  1. L.A. BEYER (1980): Bore hole gravity program at the U.S. Geological Survey (1963 to 1975)—brief history and basic data, Open file report 80-903, 76 p., U.S. Geological Survey, Denver, Colorado.Google Scholar
  2. L.A. BEYER and F.G. CLUTOM (1978a): Density and porosity of oil reservois and overlying formations from bore hole gravity measurements, Gebo Oil Field, Hot Sorings County, Wyoming, Oil and Gas Investigations Chart OC-88, U.S. Geological Survey Reston, Virginia.Google Scholar
  3. L.A. BEYER and F.G. CLUTSOM (1978b): Bore hole gravity survey in the Dry Piney Oil and Gas field, Big Piney—La Barge area Sublette County, Wyoming, Oil and Gas Investigations Chart OC-84, U.S. Geological Survey, Reston Virginia.Google Scholar
  4. W.A. HEISKANEN and H. MORITZ (1967):Physical Geodesy, 364 p., W. H. Freeman and Company, San Francisco, California.Google Scholar
  5. B.A. KOSOSKI and S.L. ROBBINS (1979): In situ bulk density and porosity estimates from bore hole gravity data in limestones of the Madison Group, Test Well no. 1, Crook County, Wyoming, Open file report 79-1514 12 p., U.S. Geological Survey, Reston, Virginia.Google Scholar
  6. B.A. KOSOSKI, S.L. ROBBINS and J.W. SCHOMOKER (1978a): Principal facts for bore hole gravity stations in stratigraphic test well ERDA No. 9, Eddy County, New Mexico, Open file report 78-696, 12 p., U.S. Geological Survey, Reston, Virginia.Google Scholar
  7. B.A. KOSOSKI, S.L. ROBBINS and J.W. SCHOMOKER (1978b): Principal facts for bore hole gravity stations in test well Ue 19z, exploratory drill hole PM-1, and water well 5a, Nevada Test Site, Nye County, Nevada, Open file report 78-983, 17 p., U.S. Geological Survey, Reston, Virginia.Google Scholar
  8. E.J. KRAKIWSKY (1965): Heights, M.S. Thesis, 157 p., Dept. of Geodetic Science, The Ohio State University, Columbus, Ohio.Google Scholar
  9. K. MADER (1954): Die orthometrische Schwerekorrektion des Prazisions—Nivellements in den Hoken Tauern.
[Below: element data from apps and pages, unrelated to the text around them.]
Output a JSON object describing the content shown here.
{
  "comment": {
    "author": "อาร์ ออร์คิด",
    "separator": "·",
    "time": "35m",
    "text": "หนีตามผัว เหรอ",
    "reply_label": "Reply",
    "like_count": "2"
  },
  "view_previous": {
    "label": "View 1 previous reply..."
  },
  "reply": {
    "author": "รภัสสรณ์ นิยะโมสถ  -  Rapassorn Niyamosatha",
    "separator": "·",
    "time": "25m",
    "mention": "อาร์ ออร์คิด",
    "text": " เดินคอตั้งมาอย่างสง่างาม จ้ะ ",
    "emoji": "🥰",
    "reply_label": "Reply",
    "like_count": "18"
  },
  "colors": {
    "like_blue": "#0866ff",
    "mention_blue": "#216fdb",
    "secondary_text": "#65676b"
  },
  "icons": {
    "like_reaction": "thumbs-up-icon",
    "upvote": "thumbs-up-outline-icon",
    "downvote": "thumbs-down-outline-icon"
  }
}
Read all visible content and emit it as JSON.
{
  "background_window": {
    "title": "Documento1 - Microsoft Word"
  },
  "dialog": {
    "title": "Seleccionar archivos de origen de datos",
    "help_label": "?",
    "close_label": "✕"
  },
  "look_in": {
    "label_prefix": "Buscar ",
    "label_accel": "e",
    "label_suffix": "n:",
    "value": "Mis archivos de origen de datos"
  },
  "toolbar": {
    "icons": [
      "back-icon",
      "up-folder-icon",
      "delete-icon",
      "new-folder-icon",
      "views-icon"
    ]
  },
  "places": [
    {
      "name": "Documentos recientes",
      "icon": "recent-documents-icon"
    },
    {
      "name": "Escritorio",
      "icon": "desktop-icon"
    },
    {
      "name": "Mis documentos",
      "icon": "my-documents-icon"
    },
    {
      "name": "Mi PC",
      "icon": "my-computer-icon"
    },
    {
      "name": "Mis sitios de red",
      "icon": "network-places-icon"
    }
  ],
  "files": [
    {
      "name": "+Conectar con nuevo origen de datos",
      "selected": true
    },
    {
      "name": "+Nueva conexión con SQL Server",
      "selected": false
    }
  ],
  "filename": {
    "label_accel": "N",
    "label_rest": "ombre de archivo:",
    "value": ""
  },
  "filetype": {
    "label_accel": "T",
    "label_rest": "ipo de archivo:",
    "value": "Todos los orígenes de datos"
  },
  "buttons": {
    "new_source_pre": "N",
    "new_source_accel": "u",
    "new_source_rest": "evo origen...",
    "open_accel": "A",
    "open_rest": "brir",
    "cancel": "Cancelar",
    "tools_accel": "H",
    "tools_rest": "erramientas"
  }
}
Osterreischische Zeitschrift für Vermessungswesen, Sonderheft 15.Google Scholar
  10. J. NEITHAMMER (1932): Nivellement und Schwere als Mittel zur Berechnung wahrer Meereshohen, Schweizerische Geodätische Kommission.Google Scholar
  11. R.R. RAPP (1961): The Orthometric Height, M.S. Thesis, 115 p., Dept. of Geodetic Science, The Ohio State University, Columbus, Ohio.Google Scholar
  12. S.J. ROBBINS, R.J. MARTINEZ, and D.L. SMITH (1979): Principal facts for bore hole gravity stations in wells DC-3, DC-5, and DC-7, at the Hanford Site, Washington and in well RSH no. 1 in Rattlesnake Hills, Washington, Open file report 79 849, 29 p., U.S. Geological Survey, Reston, Virginia.Google Scholar
  13. P. VANICEK (1980): Heights based on observed gravity,in Proceedings, Second International Symposium on Problems Related to the Redefinition of North American Vertical Geodetic Networks, p. 553–566, The Canadian Institute of Surveying, Ottawa, Canada.Google Scholar

Copyright information

© Bureau Central de L’Association Internationale de Géodésie 1982

Authors and Affiliations

  • William E. Strange
    • 1
  1. 1.National Geodetic Survey National Ocean SurveyNOAARockville

Personalised recommendations